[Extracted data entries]
▶
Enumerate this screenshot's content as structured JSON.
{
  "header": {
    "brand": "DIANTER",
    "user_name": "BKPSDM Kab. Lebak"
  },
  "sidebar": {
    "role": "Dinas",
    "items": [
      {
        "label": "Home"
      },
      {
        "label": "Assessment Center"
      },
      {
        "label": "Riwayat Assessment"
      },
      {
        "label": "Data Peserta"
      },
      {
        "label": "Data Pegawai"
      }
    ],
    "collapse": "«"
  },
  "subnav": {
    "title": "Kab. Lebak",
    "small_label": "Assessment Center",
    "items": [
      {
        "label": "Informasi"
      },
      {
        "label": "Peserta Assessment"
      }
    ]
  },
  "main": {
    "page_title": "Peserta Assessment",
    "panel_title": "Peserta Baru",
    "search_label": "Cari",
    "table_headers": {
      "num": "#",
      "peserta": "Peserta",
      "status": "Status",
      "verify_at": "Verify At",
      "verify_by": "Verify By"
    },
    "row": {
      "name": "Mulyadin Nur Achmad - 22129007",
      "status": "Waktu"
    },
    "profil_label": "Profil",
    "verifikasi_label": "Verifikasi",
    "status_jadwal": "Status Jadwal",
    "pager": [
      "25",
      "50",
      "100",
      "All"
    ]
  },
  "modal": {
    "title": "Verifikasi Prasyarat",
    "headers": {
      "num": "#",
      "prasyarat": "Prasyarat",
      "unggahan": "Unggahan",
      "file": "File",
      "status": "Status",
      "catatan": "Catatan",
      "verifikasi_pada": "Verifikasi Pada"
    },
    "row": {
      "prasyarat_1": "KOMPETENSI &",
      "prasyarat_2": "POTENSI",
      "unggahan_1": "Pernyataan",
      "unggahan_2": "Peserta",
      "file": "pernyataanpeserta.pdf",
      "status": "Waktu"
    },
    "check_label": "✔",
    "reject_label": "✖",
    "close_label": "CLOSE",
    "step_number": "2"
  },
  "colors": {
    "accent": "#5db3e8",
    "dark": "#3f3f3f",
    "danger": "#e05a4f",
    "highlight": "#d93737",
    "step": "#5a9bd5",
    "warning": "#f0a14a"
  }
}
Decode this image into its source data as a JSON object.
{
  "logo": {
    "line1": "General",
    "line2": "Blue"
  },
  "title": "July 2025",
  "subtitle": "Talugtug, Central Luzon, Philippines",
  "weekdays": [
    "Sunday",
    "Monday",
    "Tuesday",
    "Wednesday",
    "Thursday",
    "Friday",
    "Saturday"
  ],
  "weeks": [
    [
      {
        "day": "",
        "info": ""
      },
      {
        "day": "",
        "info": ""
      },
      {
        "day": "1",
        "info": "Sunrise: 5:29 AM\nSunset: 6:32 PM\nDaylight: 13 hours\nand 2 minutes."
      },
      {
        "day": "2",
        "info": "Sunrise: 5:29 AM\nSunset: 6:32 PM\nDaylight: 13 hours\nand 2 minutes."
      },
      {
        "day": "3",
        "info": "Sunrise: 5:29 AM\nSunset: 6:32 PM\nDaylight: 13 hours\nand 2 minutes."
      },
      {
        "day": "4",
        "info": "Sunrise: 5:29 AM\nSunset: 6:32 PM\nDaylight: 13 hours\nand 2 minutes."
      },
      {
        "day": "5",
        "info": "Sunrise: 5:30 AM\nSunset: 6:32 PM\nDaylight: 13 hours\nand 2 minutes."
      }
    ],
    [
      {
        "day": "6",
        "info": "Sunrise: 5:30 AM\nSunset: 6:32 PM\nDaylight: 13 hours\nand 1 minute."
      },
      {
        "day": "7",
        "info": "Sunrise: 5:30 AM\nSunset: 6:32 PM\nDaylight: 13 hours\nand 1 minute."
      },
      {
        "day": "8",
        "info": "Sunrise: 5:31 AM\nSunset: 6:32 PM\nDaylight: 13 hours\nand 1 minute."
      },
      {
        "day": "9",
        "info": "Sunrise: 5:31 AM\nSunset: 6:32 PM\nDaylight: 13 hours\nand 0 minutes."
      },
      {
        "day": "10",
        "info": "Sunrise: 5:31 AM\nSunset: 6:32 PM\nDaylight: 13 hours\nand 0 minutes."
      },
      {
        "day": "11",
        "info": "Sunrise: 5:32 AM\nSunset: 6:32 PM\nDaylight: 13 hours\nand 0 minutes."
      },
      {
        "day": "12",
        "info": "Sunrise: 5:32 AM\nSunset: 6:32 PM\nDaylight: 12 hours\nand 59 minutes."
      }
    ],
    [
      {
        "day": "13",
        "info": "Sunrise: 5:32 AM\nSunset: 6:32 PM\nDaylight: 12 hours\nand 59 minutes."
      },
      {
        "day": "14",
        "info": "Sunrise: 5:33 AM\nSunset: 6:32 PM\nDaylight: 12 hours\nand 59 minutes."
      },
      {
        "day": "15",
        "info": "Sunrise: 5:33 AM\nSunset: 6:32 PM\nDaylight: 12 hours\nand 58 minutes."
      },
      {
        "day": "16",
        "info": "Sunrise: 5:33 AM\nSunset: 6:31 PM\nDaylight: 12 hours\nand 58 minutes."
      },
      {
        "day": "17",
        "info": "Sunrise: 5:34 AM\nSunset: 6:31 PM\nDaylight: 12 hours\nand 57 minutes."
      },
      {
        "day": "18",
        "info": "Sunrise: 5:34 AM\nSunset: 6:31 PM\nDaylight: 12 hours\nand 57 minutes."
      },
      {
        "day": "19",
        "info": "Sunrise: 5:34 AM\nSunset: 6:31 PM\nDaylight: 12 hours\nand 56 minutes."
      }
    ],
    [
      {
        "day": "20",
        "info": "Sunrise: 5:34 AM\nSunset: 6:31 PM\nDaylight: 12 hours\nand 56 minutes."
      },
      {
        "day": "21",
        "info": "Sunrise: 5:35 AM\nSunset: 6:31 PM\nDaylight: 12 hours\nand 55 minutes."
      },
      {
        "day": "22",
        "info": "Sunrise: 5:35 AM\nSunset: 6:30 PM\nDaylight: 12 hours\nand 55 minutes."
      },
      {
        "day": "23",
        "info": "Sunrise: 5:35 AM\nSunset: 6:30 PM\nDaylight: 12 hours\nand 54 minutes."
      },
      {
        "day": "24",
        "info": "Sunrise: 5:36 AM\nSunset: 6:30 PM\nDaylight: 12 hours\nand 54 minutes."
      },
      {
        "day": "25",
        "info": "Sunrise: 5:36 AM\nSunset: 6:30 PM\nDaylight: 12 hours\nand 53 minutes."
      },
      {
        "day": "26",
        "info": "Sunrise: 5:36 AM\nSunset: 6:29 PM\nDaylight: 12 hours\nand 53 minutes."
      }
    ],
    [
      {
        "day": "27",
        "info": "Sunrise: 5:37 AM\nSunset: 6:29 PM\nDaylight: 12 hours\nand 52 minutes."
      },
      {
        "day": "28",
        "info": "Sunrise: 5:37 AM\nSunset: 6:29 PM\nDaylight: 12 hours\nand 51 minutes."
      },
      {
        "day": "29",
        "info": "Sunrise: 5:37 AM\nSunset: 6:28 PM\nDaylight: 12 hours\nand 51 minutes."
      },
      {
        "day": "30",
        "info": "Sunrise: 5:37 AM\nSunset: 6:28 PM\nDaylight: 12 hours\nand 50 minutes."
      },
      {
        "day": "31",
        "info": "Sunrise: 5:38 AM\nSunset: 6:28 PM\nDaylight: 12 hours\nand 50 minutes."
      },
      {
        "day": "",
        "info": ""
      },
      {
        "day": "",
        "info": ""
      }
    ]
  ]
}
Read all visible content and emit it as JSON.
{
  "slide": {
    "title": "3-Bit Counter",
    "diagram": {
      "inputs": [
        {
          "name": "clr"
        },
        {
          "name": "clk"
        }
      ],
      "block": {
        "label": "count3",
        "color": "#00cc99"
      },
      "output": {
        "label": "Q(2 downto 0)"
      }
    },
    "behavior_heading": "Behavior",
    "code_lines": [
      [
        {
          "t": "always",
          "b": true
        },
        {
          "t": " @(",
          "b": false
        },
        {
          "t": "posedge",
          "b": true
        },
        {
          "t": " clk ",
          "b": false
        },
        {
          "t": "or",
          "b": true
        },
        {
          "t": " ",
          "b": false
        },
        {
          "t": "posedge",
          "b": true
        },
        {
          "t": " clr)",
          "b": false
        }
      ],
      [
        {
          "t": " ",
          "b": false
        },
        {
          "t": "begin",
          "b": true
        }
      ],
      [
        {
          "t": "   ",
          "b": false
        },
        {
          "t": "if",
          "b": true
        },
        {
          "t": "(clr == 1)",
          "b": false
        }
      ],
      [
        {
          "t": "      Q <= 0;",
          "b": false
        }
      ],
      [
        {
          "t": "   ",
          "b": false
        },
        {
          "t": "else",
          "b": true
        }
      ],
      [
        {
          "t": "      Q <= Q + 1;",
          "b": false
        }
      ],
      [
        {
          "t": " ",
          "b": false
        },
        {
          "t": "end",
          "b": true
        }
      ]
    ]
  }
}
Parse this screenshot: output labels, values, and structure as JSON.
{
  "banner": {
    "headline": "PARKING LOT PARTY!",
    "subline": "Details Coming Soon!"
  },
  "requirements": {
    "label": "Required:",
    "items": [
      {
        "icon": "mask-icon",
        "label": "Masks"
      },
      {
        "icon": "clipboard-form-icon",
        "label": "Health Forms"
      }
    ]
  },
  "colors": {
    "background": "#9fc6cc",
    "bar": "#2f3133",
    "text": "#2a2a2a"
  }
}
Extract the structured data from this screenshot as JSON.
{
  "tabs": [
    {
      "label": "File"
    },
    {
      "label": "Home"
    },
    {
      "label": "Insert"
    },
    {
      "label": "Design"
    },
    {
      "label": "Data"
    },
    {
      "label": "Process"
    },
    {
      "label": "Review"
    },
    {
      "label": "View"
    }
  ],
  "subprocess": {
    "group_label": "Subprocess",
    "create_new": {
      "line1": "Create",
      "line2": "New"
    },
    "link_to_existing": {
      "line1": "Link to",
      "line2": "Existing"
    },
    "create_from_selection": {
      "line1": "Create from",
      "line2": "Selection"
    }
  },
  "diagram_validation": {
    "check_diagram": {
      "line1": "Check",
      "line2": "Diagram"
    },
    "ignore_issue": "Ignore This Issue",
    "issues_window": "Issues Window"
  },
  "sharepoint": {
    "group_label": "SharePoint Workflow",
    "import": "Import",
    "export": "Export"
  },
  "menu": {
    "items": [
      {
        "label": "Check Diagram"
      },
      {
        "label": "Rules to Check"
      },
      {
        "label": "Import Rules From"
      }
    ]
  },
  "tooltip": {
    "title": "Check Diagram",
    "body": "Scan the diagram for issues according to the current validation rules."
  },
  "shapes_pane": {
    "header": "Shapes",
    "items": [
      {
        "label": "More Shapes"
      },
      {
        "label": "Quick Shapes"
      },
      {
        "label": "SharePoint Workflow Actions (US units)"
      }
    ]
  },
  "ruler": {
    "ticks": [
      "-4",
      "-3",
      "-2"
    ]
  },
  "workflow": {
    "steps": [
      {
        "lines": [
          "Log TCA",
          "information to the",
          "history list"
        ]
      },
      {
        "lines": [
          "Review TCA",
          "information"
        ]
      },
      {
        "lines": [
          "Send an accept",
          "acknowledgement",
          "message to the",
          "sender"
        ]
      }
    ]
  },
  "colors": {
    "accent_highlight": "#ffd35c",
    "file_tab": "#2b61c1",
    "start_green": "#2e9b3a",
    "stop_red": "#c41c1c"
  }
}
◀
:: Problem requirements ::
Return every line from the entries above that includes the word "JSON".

:: Result of the exercise ::
Enumerate this screenshot's content as structured JSON.
Decode this image into its source data as a JSON object.
Read all visible content and emit it as JSON.
Parse this screenshot: output labels, values, and structure as JSON.
Extract the structured data from this screenshot as JSON.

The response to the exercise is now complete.